What you are asked to do - When the string "Windows" is part of a line below, that line should be copied.

Exercise input -
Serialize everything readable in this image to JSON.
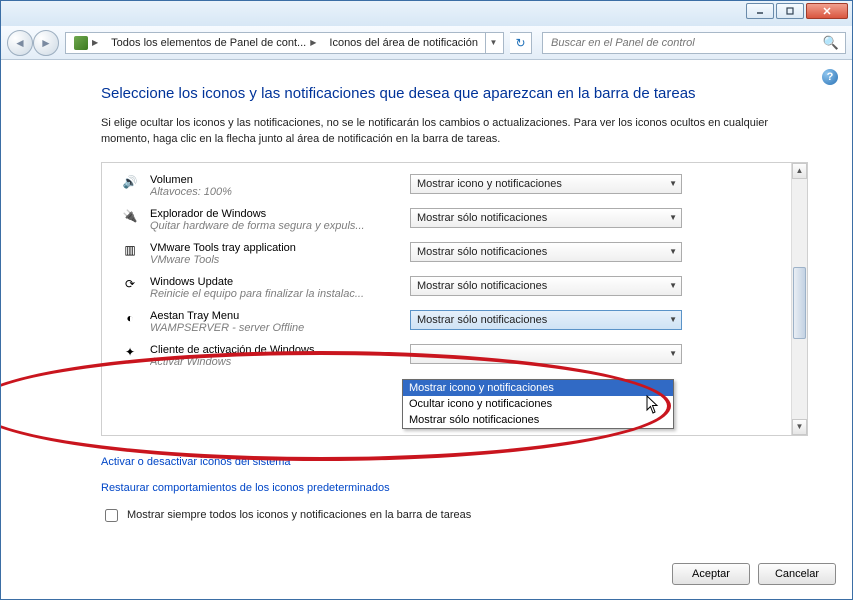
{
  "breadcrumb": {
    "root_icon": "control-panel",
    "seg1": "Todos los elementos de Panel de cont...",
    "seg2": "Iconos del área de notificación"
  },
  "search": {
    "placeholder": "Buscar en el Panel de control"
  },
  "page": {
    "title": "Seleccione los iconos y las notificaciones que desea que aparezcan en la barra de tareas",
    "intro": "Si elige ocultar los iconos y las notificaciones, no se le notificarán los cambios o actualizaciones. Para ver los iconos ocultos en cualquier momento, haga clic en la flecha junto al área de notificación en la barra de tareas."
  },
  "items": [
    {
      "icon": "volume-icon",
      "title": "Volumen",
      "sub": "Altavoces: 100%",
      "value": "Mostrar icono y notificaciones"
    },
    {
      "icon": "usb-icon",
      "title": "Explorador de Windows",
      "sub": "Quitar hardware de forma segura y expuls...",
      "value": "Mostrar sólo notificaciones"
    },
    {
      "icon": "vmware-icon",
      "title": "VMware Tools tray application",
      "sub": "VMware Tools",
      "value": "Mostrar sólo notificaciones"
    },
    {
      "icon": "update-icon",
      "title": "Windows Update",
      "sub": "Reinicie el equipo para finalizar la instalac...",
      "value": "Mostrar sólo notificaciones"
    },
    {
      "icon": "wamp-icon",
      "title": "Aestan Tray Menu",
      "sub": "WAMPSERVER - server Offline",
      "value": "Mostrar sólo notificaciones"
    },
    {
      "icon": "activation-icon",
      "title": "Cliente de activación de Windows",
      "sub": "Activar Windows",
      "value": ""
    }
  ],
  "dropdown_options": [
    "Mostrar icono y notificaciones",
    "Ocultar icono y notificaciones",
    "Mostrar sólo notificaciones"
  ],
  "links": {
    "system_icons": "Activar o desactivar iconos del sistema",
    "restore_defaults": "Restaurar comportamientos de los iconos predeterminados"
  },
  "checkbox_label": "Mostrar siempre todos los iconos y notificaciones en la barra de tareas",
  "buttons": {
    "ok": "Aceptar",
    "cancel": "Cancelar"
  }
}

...

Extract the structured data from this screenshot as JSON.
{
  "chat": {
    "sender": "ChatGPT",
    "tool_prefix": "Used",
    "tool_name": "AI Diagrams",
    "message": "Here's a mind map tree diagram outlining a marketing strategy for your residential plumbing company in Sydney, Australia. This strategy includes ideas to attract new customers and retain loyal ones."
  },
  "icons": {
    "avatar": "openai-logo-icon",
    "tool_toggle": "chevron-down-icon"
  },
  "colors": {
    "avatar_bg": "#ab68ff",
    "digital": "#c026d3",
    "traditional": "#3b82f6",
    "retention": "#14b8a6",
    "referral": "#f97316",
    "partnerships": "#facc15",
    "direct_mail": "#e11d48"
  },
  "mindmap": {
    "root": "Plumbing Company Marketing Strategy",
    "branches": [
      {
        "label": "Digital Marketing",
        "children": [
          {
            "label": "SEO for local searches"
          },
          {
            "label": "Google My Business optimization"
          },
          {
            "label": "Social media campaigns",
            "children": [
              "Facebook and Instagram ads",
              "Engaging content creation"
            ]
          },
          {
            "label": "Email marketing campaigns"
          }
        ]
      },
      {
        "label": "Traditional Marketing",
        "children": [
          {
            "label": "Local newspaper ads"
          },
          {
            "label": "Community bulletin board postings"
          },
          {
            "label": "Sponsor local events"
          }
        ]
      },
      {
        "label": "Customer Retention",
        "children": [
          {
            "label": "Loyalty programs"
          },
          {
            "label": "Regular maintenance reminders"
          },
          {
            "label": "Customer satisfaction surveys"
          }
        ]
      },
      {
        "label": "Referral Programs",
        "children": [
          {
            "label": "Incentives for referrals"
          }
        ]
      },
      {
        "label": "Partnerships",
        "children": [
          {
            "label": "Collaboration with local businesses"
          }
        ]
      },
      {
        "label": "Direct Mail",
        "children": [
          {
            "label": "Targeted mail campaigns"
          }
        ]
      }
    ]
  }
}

Task answer -
      "title": "Explorador de Windows",
      "title": "Windows Update",
      "title": "Cliente de activación de Windows",
      "sub": "Activar Windows",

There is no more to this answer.